Jan. 27 (Bloomberg) -- John Thain, known as Wall Street’s “Mr. Fixit” before being ousted from Bank of America Corp., hired a New York public relations firm whose clients include Ben Affleck for a little fixing of his own.

Thain retained Sunshine, Sachs & Associates, which has represented actor Leonardo DiCaprio and singer John Mayer, said Jesse Derris, a Sunshine official. Founder Ken Sunshine, chief of staff to New York City Mayor David Dinkins in the early 1990s, also has worked with New York City’s transit workers union.

Thain, 53, was dismissed last week by Bank of America Chief Executive Officer Kenneth Lewis after Merrill Lynch & Co.’s $15.3 billion loss forced the company to seek further aid from the U.S. government and amid disclosures he accelerated year-end bonus payments to Merrill employees before the deal closed.

After speaking with Sunshine’s firm on Jan. 25, the former Merrill CEO apologized yesterday in a memo to top Merrill executives for paying $1.2 million last year to renovate his New York office and said he will repay the costs. Thain said the office work included two conference rooms and a reception area.

He also appeared on television, defending in an interview with CNBC’s Maria Bartiromo his decision to pay bonuses. “If you don’t pay your best people, you will destroy your franchise,” he said.


If you are planning to sell your home in the next 5-10 years, get out while you can.

Coming to some town near you, sooner, rather than later.

I had to laugh when recently reading Vancouver Real estate Promoter Bob Rennie's current advice was don't sell your home now if you don't have to. What he was actually saying is he can't sell his product at a profit now and he doesn't want homeowners competing with him for the measely sales, developer fire sales or not,  that are taking place across the Lower Mainland.

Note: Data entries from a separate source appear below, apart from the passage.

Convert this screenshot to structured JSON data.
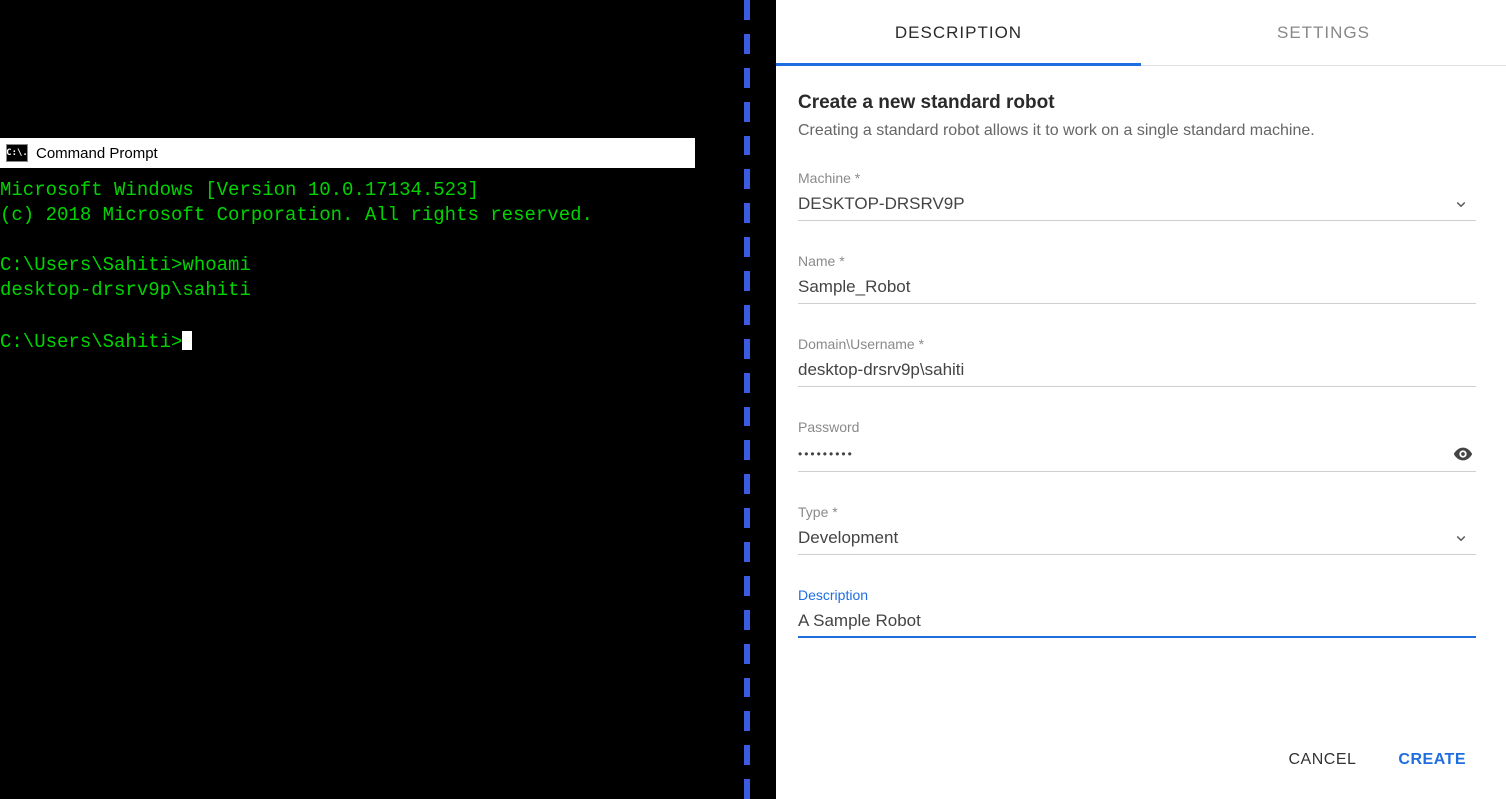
{
  "cmd": {
    "title": "Command Prompt",
    "icon_text": "C:\\.",
    "line1": "Microsoft Windows [Version 10.0.17134.523]",
    "line2": "(c) 2018 Microsoft Corporation. All rights reserved.",
    "line3": "",
    "line4": "C:\\Users\\Sahiti>whoami",
    "line5": "desktop-drsrv9p\\sahiti",
    "line6": "",
    "line7": "C:\\Users\\Sahiti>"
  },
  "tabs": {
    "description": "DESCRIPTION",
    "settings": "SETTINGS"
  },
  "form": {
    "title": "Create a new standard robot",
    "subtitle": "Creating a standard robot allows it to work on a single standard machine.",
    "machine_label": "Machine *",
    "machine_value": "DESKTOP-DRSRV9P",
    "name_label": "Name *",
    "name_value": "Sample_Robot",
    "domain_label": "Domain\\Username *",
    "domain_value": "desktop-drsrv9p\\sahiti",
    "password_label": "Password",
    "password_value": "•••••••••",
    "type_label": "Type *",
    "type_value": "Development",
    "description_label": "Description",
    "description_value": "A Sample Robot"
  },
  "actions": {
    "cancel": "CANCEL",
    "create": "CREATE"
  }
}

Why in the world would we think that what is happeneing in the USA will not happen to us here in Canada? Are Canadians nuts?


US houses sink at fastest rate on recordAmerica's economy is spiralling rapidly into deep recession, according to a respected survey of residential property values


Frustrated Mess Frustrated Mess's picture

It's not that I'm keen on killing people. I haven't actually killed anyone myself yet. It's all to do with economics.

You see, I can't help but notice that the arms industry is doing extremely well. In fact in these times of economic disaster, it's the one industry that seems to be expanding.

My Future As An Arms Manufacturer
By Terry Jones




Stock markets dropping again. Cdn dolla 93.5 cents US,  Oil $67.83 US a barrel

Down, down, they go. Where they stop, nobody knows. Laughing



What I do not understand is why the US dollar goes up in times like this. Seems to me that you would want currentcy from strong exporting countries , since they have still something to offer.


Crude oil now US$ 67.17 a barrel



I thought it might get worse and it did.